(Beginning of The input)

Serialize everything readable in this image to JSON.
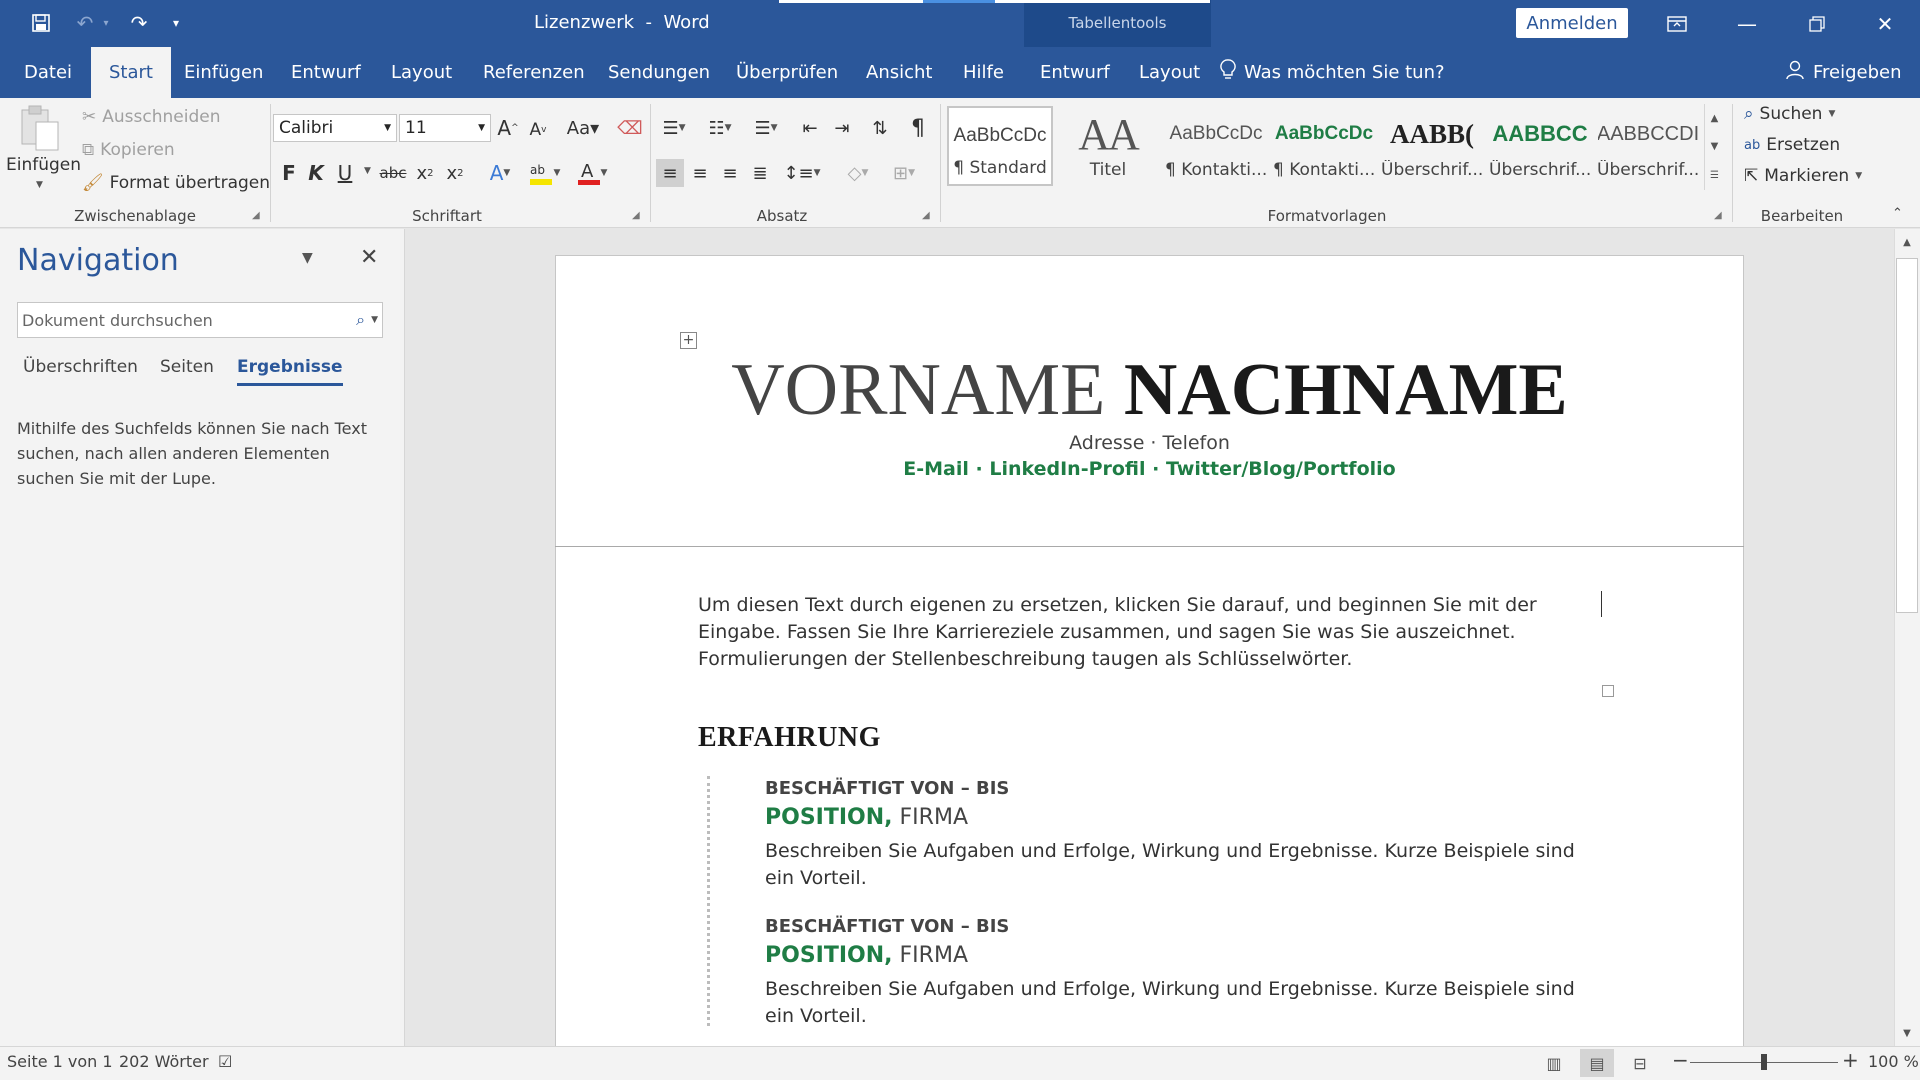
{
  "window": {
    "doc_name": "Lizenzwerk",
    "separator": "-",
    "app_name": "Word",
    "context_tab_group": "Tabellentools",
    "sign_in_label": "Anmelden"
  },
  "tabs": [
    {
      "label": "Datei"
    },
    {
      "label": "Start"
    },
    {
      "label": "Einfügen"
    },
    {
      "label": "Entwurf"
    },
    {
      "label": "Layout"
    },
    {
      "label": "Referenzen"
    },
    {
      "label": "Sendungen"
    },
    {
      "label": "Überprüfen"
    },
    {
      "label": "Ansicht"
    },
    {
      "label": "Hilfe"
    },
    {
      "label": "Entwurf"
    },
    {
      "label": "Layout"
    }
  ],
  "tell_me": "Was möchten Sie tun?",
  "share_label": "Freigeben",
  "ribbon": {
    "clipboard": {
      "paste": "Einfügen",
      "cut": "Ausschneiden",
      "copy": "Kopieren",
      "format_painter": "Format übertragen",
      "label": "Zwischenablage"
    },
    "font": {
      "family": "Calibri",
      "size": "11",
      "bold": "F",
      "italic": "K",
      "underline": "U",
      "strike": "abc",
      "label": "Schriftart"
    },
    "paragraph": {
      "label": "Absatz"
    },
    "styles": {
      "label": "Formatvorlagen",
      "items": [
        {
          "preview": "AaBbCcDc",
          "name": "¶ Standard"
        },
        {
          "preview": "AA",
          "name": "Titel"
        },
        {
          "preview": "AaBbCcDc",
          "name": "¶ Kontakti..."
        },
        {
          "preview": "AaBbCcDc",
          "name": "¶ Kontakti..."
        },
        {
          "preview": "AABB(",
          "name": "Überschrif..."
        },
        {
          "preview": "AABBCC",
          "name": "Überschrif..."
        },
        {
          "preview": "AABBCCDI",
          "name": "Überschrif..."
        }
      ]
    },
    "editing": {
      "find": "Suchen",
      "replace": "Ersetzen",
      "select": "Markieren",
      "label": "Bearbeiten"
    }
  },
  "navigation": {
    "title": "Navigation",
    "search_placeholder": "Dokument durchsuchen",
    "tabs": [
      {
        "label": "Überschriften"
      },
      {
        "label": "Seiten"
      },
      {
        "label": "Ergebnisse"
      }
    ],
    "hint": "Mithilfe des Suchfelds können Sie nach Text suchen, nach allen anderen Elementen suchen Sie mit der Lupe."
  },
  "document": {
    "first_name": "VORNAME",
    "last_name": "NACHNAME",
    "contact_line1": "Adresse · Telefon",
    "contact_line2": "E-Mail · LinkedIn-Profil · Twitter/Blog/Portfolio",
    "intro": "Um diesen Text durch eigenen zu ersetzen, klicken Sie darauf, und beginnen Sie mit der Eingabe. Fassen Sie Ihre Karriereziele zusammen, und sagen Sie was Sie auszeichnet. Formulierungen der Stellenbeschreibung taugen als Schlüsselwörter.",
    "experience_heading": "ERFAHRUNG",
    "jobs": [
      {
        "dates": "BESCHÄFTIGT VON – BIS",
        "position": "POSITION,",
        "company": "FIRMA",
        "description": "Beschreiben Sie Aufgaben und Erfolge, Wirkung und Ergebnisse. Kurze Beispiele sind ein Vorteil."
      },
      {
        "dates": "BESCHÄFTIGT VON – BIS",
        "position": "POSITION,",
        "company": "FIRMA",
        "description": "Beschreiben Sie Aufgaben und Erfolge, Wirkung und Ergebnisse. Kurze Beispiele sind ein Vorteil."
      }
    ]
  },
  "status": {
    "page": "Seite 1 von 1",
    "words": "202 Wörter",
    "zoom": "100 %"
  },
  "colors": {
    "accent": "#2b579a",
    "green": "#1f7d45"
  }
}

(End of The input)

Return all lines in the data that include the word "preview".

* Exercise output *
          "preview": "AaBbCcDc",
          "preview": "AA",
          "preview": "AaBbCcDc",
          "preview": "AaBbCcDc",
          "preview": "AABB(",
          "preview": "AABBCC",
          "preview": "AABBCCDI",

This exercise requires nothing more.